Count every line in the entries below that contains the word "this", and give only that number.

___ Information provided ___

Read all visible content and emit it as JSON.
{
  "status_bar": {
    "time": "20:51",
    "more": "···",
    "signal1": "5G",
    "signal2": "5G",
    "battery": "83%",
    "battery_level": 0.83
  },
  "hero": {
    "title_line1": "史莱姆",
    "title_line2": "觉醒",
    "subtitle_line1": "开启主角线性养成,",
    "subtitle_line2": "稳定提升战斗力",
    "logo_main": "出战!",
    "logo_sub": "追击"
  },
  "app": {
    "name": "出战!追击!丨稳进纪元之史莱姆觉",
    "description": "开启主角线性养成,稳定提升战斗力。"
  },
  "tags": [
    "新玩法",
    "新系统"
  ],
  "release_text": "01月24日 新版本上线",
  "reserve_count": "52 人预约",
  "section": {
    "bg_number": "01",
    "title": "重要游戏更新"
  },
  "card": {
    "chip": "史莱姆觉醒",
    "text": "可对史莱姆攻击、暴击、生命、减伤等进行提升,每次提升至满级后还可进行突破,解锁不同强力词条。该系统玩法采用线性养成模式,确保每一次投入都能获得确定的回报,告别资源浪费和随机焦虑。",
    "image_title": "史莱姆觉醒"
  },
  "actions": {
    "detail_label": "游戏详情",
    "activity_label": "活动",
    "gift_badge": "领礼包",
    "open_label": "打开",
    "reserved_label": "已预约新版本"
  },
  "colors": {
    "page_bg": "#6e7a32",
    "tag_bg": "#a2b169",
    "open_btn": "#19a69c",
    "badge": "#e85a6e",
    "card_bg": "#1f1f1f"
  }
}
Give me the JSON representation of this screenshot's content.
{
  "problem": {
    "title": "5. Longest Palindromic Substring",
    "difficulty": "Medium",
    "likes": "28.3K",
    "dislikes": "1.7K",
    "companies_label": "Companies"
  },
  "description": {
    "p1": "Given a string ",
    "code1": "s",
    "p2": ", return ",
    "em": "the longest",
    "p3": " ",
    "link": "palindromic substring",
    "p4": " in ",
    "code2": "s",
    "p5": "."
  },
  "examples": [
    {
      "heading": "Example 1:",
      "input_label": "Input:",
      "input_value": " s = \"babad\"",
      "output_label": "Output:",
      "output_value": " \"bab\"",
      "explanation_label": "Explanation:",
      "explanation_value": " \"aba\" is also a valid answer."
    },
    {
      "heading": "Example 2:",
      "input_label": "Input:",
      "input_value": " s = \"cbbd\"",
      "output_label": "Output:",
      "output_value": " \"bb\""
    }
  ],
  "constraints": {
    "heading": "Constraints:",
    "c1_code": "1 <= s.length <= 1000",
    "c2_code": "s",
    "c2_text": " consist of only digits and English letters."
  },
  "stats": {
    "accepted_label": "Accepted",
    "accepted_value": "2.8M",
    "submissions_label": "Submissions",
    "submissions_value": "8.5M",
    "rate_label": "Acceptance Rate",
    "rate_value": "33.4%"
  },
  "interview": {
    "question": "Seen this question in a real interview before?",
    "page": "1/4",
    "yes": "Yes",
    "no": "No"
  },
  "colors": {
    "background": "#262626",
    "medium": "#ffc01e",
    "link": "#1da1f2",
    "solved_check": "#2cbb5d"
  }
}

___

**Answer space:** 2